EXERCISE BRIEF
Your reply should be the full listing, copied exactly.

LISTED RECORDS
━━━
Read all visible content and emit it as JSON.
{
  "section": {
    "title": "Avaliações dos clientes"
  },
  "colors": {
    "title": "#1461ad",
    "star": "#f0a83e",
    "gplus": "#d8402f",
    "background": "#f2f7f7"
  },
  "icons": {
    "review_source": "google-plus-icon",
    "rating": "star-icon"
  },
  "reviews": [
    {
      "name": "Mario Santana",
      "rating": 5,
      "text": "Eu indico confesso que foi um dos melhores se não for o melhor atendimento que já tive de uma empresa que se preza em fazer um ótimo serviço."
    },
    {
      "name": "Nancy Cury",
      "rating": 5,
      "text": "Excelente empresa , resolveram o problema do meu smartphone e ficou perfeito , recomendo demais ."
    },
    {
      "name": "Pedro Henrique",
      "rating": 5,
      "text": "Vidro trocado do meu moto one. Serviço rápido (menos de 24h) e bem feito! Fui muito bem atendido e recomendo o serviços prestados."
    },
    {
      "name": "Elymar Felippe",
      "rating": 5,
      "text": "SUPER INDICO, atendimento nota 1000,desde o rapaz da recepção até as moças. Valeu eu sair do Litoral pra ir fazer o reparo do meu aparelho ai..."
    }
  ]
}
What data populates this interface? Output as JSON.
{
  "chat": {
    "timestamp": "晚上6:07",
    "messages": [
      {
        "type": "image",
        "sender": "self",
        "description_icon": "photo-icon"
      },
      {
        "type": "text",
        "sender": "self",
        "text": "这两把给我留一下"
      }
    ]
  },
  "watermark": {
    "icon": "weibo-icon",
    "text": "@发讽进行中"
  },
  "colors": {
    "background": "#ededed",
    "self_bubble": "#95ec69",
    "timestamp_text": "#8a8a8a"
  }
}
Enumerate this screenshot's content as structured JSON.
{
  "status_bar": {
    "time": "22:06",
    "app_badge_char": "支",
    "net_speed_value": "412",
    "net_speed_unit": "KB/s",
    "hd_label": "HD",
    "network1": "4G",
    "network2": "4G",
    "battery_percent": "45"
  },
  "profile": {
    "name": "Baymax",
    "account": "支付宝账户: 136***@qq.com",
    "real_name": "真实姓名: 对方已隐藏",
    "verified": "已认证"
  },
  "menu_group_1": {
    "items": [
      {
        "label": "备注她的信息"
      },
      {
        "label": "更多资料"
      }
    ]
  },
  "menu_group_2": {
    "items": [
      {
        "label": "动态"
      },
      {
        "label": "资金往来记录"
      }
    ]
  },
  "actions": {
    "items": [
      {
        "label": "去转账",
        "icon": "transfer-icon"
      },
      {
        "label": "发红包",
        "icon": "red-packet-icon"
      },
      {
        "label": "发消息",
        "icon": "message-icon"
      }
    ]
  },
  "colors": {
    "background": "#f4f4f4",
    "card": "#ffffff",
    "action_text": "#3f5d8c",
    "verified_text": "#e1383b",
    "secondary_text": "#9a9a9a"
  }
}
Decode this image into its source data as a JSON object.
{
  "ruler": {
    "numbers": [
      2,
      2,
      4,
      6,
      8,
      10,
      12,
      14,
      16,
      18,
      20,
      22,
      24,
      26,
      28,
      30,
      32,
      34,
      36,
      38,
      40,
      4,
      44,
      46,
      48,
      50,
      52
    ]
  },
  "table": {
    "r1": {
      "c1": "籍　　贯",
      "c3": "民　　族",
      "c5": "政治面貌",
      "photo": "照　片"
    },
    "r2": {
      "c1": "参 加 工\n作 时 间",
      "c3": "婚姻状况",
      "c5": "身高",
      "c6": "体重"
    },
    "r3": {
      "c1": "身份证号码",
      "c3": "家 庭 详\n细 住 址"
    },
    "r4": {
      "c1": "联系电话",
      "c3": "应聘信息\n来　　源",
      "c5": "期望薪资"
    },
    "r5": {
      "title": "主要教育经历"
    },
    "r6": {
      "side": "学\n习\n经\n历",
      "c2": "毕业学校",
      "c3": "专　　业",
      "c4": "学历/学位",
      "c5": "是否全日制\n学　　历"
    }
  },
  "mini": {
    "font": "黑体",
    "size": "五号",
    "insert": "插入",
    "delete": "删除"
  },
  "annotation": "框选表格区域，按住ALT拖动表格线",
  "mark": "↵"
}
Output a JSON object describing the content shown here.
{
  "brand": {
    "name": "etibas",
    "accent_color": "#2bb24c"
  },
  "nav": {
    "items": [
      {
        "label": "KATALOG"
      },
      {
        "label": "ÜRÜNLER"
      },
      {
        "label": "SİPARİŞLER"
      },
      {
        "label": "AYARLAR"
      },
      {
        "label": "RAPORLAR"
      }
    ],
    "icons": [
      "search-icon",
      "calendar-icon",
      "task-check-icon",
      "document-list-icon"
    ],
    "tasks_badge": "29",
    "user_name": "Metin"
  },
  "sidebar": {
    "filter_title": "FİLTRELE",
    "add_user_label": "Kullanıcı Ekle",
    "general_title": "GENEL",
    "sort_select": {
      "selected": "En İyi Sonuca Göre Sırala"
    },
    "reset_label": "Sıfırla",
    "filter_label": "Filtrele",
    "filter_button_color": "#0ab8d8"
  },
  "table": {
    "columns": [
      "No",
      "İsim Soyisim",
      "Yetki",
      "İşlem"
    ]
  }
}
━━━
ANSWER SECTION
Read all visible content and emit it as JSON.
{
  "section": {
    "title": "Avaliações dos clientes"
  },
  "colors": {
    "title": "#1461ad",
    "star": "#f0a83e",
    "gplus": "#d8402f",
    "background": "#f2f7f7"
  },
  "icons": {
    "review_source": "google-plus-icon",
    "rating": "star-icon"
  },
  "reviews": [
    {
      "name": "Mario Santana",
      "rating": 5,
      "text": "Eu indico confesso que foi um dos melhores se não for o melhor atendimento que já tive de uma empresa que se preza em fazer um ótimo serviço."
    },
    {
      "name": "Nancy Cury",
      "rating": 5,
      "text": "Excelente empresa , resolveram o problema do meu smartphone e ficou perfeito , recomendo demais ."
    },
    {
      "name": "Pedro Henrique",
      "rating": 5,
      "text": "Vidro trocado do meu moto one. Serviço rápido (menos de 24h) e bem feito! Fui muito bem atendido e recomendo o serviços prestados."
    },
    {
      "name": "Elymar Felippe",
      "rating": 5,
      "text": "SUPER INDICO, atendimento nota 1000,desde o rapaz da recepção até as moças. Valeu eu sair do Litoral pra ir fazer o reparo do meu aparelho ai..."
    }
  ]
}
What data populates this interface? Output as JSON.
{
  "chat": {
    "timestamp": "晚上6:07",
    "messages": [
      {
        "type": "image",
        "sender": "self",
        "description_icon": "photo-icon"
      },
      {
        "type": "text",
        "sender": "self",
        "text": "这两把给我留一下"
      }
    ]
  },
  "watermark": {
    "icon": "weibo-icon",
    "text": "@发讽进行中"
  },
  "colors": {
    "background": "#ededed",
    "self_bubble": "#95ec69",
    "timestamp_text": "#8a8a8a"
  }
}
Enumerate this screenshot's content as structured JSON.
{
  "status_bar": {
    "time": "22:06",
    "app_badge_char": "支",
    "net_speed_value": "412",
    "net_speed_unit": "KB/s",
    "hd_label": "HD",
    "network1": "4G",
    "network2": "4G",
    "battery_percent": "45"
  },
  "profile": {
    "name": "Baymax",
    "account": "支付宝账户: 136***@qq.com",
    "real_name": "真实姓名: 对方已隐藏",
    "verified": "已认证"
  },
  "menu_group_1": {
    "items": [
      {
        "label": "备注她的信息"
      },
      {
        "label": "更多资料"
      }
    ]
  },
  "menu_group_2": {
    "items": [
      {
        "label": "动态"
      },
      {
        "label": "资金往来记录"
      }
    ]
  },
  "actions": {
    "items": [
      {
        "label": "去转账",
        "icon": "transfer-icon"
      },
      {
        "label": "发红包",
        "icon": "red-packet-icon"
      },
      {
        "label": "发消息",
        "icon": "message-icon"
      }
    ]
  },
  "colors": {
    "background": "#f4f4f4",
    "card": "#ffffff",
    "action_text": "#3f5d8c",
    "verified_text": "#e1383b",
    "secondary_text": "#9a9a9a"
  }
}
Decode this image into its source data as a JSON object.
{
  "ruler": {
    "numbers": [
      2,
      2,
      4,
      6,
      8,
      10,
      12,
      14,
      16,
      18,
      20,
      22,
      24,
      26,
      28,
      30,
      32,
      34,
      36,
      38,
      40,
      4,
      44,
      46,
      48,
      50,
      52
    ]
  },
  "table": {
    "r1": {
      "c1": "籍　　贯",
      "c3": "民　　族",
      "c5": "政治面貌",
      "photo": "照　片"
    },
    "r2": {
      "c1": "参 加 工\n作 时 间",
      "c3": "婚姻状况",
      "c5": "身高",
      "c6": "体重"
    },
    "r3": {
      "c1": "身份证号码",
      "c3": "家 庭 详\n细 住 址"
    },
    "r4": {
      "c1": "联系电话",
      "c3": "应聘信息\n来　　源",
      "c5": "期望薪资"
    },
    "r5": {
      "title": "主要教育经历"
    },
    "r6": {
      "side": "学\n习\n经\n历",
      "c2": "毕业学校",
      "c3": "专　　业",
      "c4": "学历/学位",
      "c5": "是否全日制\n学　　历"
    }
  },
  "mini": {
    "font": "黑体",
    "size": "五号",
    "insert": "插入",
    "delete": "删除"
  },
  "annotation": "框选表格区域，按住ALT拖动表格线",
  "mark": "↵"
}
Output a JSON object describing the content shown here.
{
  "brand": {
    "name": "etibas",
    "accent_color": "#2bb24c"
  },
  "nav": {
    "items": [
      {
        "label": "KATALOG"
      },
      {
        "label": "ÜRÜNLER"
      },
      {
        "label": "SİPARİŞLER"
      },
      {
        "label": "AYARLAR"
      },
      {
        "label": "RAPORLAR"
      }
    ],
    "icons": [
      "search-icon",
      "calendar-icon",
      "task-check-icon",
      "document-list-icon"
    ],
    "tasks_badge": "29",
    "user_name": "Metin"
  },
  "sidebar": {
    "filter_title": "FİLTRELE",
    "add_user_label": "Kullanıcı Ekle",
    "general_title": "GENEL",
    "sort_select": {
      "selected": "En İyi Sonuca Göre Sırala"
    },
    "reset_label": "Sıfırla",
    "filter_label": "Filtrele",
    "filter_button_color": "#0ab8d8"
  },
  "table": {
    "columns": [
      "No",
      "İsim Soyisim",
      "Yetki",
      "İşlem"
    ]
  }
}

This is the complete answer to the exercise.